Exercise requirements :: Please reproduce the data in full, exactly as it stands.

Data about app and page elements ::
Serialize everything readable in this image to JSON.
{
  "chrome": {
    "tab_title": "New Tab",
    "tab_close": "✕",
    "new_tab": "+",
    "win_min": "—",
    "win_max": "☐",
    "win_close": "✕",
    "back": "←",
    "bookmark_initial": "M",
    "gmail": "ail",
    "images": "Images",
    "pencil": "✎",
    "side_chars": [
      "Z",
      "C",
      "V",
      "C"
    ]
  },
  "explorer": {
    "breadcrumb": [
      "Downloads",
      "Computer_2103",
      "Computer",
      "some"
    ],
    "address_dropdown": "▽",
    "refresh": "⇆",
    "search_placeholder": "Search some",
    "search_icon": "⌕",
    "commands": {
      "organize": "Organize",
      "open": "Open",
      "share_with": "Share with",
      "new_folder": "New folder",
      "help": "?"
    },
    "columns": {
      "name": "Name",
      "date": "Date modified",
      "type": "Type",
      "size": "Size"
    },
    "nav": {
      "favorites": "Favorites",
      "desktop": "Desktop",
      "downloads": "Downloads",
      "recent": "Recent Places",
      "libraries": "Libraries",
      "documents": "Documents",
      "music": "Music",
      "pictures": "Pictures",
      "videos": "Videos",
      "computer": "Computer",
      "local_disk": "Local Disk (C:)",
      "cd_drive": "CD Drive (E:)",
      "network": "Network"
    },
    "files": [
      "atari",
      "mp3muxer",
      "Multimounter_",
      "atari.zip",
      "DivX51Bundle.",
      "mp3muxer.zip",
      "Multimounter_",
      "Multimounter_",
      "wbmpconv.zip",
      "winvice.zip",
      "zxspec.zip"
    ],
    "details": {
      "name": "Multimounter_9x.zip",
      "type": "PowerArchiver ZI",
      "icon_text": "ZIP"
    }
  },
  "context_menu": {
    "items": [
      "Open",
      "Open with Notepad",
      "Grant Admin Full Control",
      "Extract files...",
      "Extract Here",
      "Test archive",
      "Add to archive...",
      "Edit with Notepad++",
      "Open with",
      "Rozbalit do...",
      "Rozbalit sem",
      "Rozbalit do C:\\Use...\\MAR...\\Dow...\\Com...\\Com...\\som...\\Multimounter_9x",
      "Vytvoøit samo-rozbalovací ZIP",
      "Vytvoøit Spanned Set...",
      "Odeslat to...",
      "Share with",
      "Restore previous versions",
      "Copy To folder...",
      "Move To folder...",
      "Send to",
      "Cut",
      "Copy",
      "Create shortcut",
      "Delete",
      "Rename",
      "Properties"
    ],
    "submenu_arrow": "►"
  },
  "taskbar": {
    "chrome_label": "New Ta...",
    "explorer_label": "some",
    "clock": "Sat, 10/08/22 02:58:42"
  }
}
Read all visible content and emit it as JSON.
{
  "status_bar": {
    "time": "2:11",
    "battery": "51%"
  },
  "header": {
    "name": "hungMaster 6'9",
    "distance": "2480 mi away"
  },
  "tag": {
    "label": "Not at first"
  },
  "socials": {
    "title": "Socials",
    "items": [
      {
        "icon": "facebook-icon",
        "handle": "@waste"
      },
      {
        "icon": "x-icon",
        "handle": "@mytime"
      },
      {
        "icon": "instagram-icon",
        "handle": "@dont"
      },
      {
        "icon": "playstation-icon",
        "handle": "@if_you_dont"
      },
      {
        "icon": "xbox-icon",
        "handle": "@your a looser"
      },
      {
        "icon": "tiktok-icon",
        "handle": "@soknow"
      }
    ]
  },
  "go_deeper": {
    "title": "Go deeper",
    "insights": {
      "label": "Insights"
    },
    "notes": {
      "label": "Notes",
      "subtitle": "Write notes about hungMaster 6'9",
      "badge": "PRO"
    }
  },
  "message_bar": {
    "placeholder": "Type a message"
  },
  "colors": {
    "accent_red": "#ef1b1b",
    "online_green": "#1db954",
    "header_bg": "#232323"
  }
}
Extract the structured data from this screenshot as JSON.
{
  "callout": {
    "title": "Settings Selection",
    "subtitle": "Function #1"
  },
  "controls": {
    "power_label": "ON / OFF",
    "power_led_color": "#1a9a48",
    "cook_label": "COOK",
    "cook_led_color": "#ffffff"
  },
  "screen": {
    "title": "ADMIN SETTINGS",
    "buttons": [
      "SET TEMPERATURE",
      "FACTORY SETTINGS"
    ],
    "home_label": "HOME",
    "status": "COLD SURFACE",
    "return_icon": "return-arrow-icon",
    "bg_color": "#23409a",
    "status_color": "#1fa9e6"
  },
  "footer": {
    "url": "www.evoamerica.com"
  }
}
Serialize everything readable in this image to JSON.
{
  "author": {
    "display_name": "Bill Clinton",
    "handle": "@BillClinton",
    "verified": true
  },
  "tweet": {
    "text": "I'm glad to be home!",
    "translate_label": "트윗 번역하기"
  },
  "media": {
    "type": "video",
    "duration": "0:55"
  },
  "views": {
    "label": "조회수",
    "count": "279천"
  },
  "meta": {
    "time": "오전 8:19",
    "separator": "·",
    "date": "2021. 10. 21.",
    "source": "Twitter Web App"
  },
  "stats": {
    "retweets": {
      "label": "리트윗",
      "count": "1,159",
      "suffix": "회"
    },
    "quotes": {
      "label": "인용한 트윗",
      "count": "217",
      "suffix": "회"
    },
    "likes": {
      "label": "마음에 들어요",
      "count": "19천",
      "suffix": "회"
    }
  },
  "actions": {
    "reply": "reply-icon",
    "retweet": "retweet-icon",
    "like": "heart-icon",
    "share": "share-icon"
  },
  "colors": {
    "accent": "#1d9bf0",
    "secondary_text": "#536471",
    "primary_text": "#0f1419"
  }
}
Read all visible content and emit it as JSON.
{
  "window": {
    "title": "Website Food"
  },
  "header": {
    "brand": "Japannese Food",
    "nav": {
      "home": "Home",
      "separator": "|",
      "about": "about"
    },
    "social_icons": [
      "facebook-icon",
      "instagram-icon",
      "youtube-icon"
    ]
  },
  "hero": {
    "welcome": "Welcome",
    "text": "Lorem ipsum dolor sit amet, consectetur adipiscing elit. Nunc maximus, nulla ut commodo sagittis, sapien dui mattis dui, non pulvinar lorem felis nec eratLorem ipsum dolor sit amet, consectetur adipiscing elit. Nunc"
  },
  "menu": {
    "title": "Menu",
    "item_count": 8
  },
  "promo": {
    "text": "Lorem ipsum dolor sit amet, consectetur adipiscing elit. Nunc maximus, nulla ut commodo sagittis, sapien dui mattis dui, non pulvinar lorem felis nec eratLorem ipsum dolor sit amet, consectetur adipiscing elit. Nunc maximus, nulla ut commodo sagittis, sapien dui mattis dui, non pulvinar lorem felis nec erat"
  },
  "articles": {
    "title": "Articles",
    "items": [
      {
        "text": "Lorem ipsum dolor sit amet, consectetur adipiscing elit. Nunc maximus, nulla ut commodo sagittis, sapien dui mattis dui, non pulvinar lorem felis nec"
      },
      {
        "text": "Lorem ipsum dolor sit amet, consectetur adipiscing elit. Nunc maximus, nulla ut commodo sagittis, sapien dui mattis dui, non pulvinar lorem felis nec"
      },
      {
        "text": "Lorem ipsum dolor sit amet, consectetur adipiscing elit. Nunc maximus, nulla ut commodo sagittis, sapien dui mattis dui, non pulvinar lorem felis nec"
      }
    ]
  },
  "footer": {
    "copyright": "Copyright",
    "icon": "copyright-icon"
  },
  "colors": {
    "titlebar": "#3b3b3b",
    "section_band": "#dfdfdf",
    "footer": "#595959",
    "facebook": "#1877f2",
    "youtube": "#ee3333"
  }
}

Response to the exercise ::
Serialize everything readable in this image to JSON.
{
  "chrome": {
    "tab_title": "New Tab",
    "tab_close": "✕",
    "new_tab": "+",
    "win_min": "—",
    "win_max": "☐",
    "win_close": "✕",
    "back": "←",
    "bookmark_initial": "M",
    "gmail": "ail",
    "images": "Images",
    "pencil": "✎",
    "side_chars": [
      "Z",
      "C",
      "V",
      "C"
    ]
  },
  "explorer": {
    "breadcrumb": [
      "Downloads",
      "Computer_2103",
      "Computer",
      "some"
    ],
    "address_dropdown": "▽",
    "refresh": "⇆",
    "search_placeholder": "Search some",
    "search_icon": "⌕",
    "commands": {
      "organize": "Organize",
      "open": "Open",
      "share_with": "Share with",
      "new_folder": "New folder",
      "help": "?"
    },
    "columns": {
      "name": "Name",
      "date": "Date modified",
      "type": "Type",
      "size": "Size"
    },
    "nav": {
      "favorites": "Favorites",
      "desktop": "Desktop",
      "downloads": "Downloads",
      "recent": "Recent Places",
      "libraries": "Libraries",
      "documents": "Documents",
      "music": "Music",
      "pictures": "Pictures",
      "videos": "Videos",
      "computer": "Computer",
      "local_disk": "Local Disk (C:)",
      "cd_drive": "CD Drive (E:)",
      "network": "Network"
    },
    "files": [
      "atari",
      "mp3muxer",
      "Multimounter_",
      "atari.zip",
      "DivX51Bundle.",
      "mp3muxer.zip",
      "Multimounter_",
      "Multimounter_",
      "wbmpconv.zip",
      "winvice.zip",
      "zxspec.zip"
    ],
    "details": {
      "name": "Multimounter_9x.zip",
      "type": "PowerArchiver ZI",
      "icon_text": "ZIP"
    }
  },
  "context_menu": {
    "items": [
      "Open",
      "Open with Notepad",
      "Grant Admin Full Control",
      "Extract files...",
      "Extract Here",
      "Test archive",
      "Add to archive...",
      "Edit with Notepad++",
      "Open with",
      "Rozbalit do...",
      "Rozbalit sem",
      "Rozbalit do C:\\Use...\\MAR...\\Dow...\\Com...\\Com...\\som...\\Multimounter_9x",
      "Vytvoøit samo-rozbalovací ZIP",
      "Vytvoøit Spanned Set...",
      "Odeslat to...",
      "Share with",
      "Restore previous versions",
      "Copy To folder...",
      "Move To folder...",
      "Send to",
      "Cut",
      "Copy",
      "Create shortcut",
      "Delete",
      "Rename",
      "Properties"
    ],
    "submenu_arrow": "►"
  },
  "taskbar": {
    "chrome_label": "New Ta...",
    "explorer_label": "some",
    "clock": "Sat, 10/08/22 02:58:42"
  }
}
Read all visible content and emit it as JSON.
{
  "status_bar": {
    "time": "2:11",
    "battery": "51%"
  },
  "header": {
    "name": "hungMaster 6'9",
    "distance": "2480 mi away"
  },
  "tag": {
    "label": "Not at first"
  },
  "socials": {
    "title": "Socials",
    "items": [
      {
        "icon": "facebook-icon",
        "handle": "@waste"
      },
      {
        "icon": "x-icon",
        "handle": "@mytime"
      },
      {
        "icon": "instagram-icon",
        "handle": "@dont"
      },
      {
        "icon": "playstation-icon",
        "handle": "@if_you_dont"
      },
      {
        "icon": "xbox-icon",
        "handle": "@your a looser"
      },
      {
        "icon": "tiktok-icon",
        "handle": "@soknow"
      }
    ]
  },
  "go_deeper": {
    "title": "Go deeper",
    "insights": {
      "label": "Insights"
    },
    "notes": {
      "label": "Notes",
      "subtitle": "Write notes about hungMaster 6'9",
      "badge": "PRO"
    }
  },
  "message_bar": {
    "placeholder": "Type a message"
  },
  "colors": {
    "accent_red": "#ef1b1b",
    "online_green": "#1db954",
    "header_bg": "#232323"
  }
}
Extract the structured data from this screenshot as JSON.
{
  "callout": {
    "title": "Settings Selection",
    "subtitle": "Function #1"
  },
  "controls": {
    "power_label": "ON / OFF",
    "power_led_color": "#1a9a48",
    "cook_label": "COOK",
    "cook_led_color": "#ffffff"
  },
  "screen": {
    "title": "ADMIN SETTINGS",
    "buttons": [
      "SET TEMPERATURE",
      "FACTORY SETTINGS"
    ],
    "home_label": "HOME",
    "status": "COLD SURFACE",
    "return_icon": "return-arrow-icon",
    "bg_color": "#23409a",
    "status_color": "#1fa9e6"
  },
  "footer": {
    "url": "www.evoamerica.com"
  }
}
Serialize everything readable in this image to JSON.
{
  "author": {
    "display_name": "Bill Clinton",
    "handle": "@BillClinton",
    "verified": true
  },
  "tweet": {
    "text": "I'm glad to be home!",
    "translate_label": "트윗 번역하기"
  },
  "media": {
    "type": "video",
    "duration": "0:55"
  },
  "views": {
    "label": "조회수",
    "count": "279천"
  },
  "meta": {
    "time": "오전 8:19",
    "separator": "·",
    "date": "2021. 10. 21.",
    "source": "Twitter Web App"
  },
  "stats": {
    "retweets": {
      "label": "리트윗",
      "count": "1,159",
      "suffix": "회"
    },
    "quotes": {
      "label": "인용한 트윗",
      "count": "217",
      "suffix": "회"
    },
    "likes": {
      "label": "마음에 들어요",
      "count": "19천",
      "suffix": "회"
    }
  },
  "actions": {
    "reply": "reply-icon",
    "retweet": "retweet-icon",
    "like": "heart-icon",
    "share": "share-icon"
  },
  "colors": {
    "accent": "#1d9bf0",
    "secondary_text": "#536471",
    "primary_text": "#0f1419"
  }
}
Read all visible content and emit it as JSON.
{
  "window": {
    "title": "Website Food"
  },
  "header": {
    "brand": "Japannese Food",
    "nav": {
      "home": "Home",
      "separator": "|",
      "about": "about"
    },
    "social_icons": [
      "facebook-icon",
      "instagram-icon",
      "youtube-icon"
    ]
  },
  "hero": {
    "welcome": "Welcome",
    "text": "Lorem ipsum dolor sit amet, consectetur adipiscing elit. Nunc maximus, nulla ut commodo sagittis, sapien dui mattis dui, non pulvinar lorem felis nec eratLorem ipsum dolor sit amet, consectetur adipiscing elit. Nunc"
  },
  "menu": {
    "title": "Menu",
    "item_count": 8
  },
  "promo": {
    "text": "Lorem ipsum dolor sit amet, consectetur adipiscing elit. Nunc maximus, nulla ut commodo sagittis, sapien dui mattis dui, non pulvinar lorem felis nec eratLorem ipsum dolor sit amet, consectetur adipiscing elit. Nunc maximus, nulla ut commodo sagittis, sapien dui mattis dui, non pulvinar lorem felis nec erat"
  },
  "articles": {
    "title": "Articles",
    "items": [
      {
        "text": "Lorem ipsum dolor sit amet, consectetur adipiscing elit. Nunc maximus, nulla ut commodo sagittis, sapien dui mattis dui, non pulvinar lorem felis nec"
      },
      {
        "text": "Lorem ipsum dolor sit amet, consectetur adipiscing elit. Nunc maximus, nulla ut commodo sagittis, sapien dui mattis dui, non pulvinar lorem felis nec"
      },
      {
        "text": "Lorem ipsum dolor sit amet, consectetur adipiscing elit. Nunc maximus, nulla ut commodo sagittis, sapien dui mattis dui, non pulvinar lorem felis nec"
      }
    ]
  },
  "footer": {
    "copyright": "Copyright",
    "icon": "copyright-icon"
  },
  "colors": {
    "titlebar": "#3b3b3b",
    "section_band": "#dfdfdf",
    "footer": "#595959",
    "facebook": "#1877f2",
    "youtube": "#ee3333"
  }
}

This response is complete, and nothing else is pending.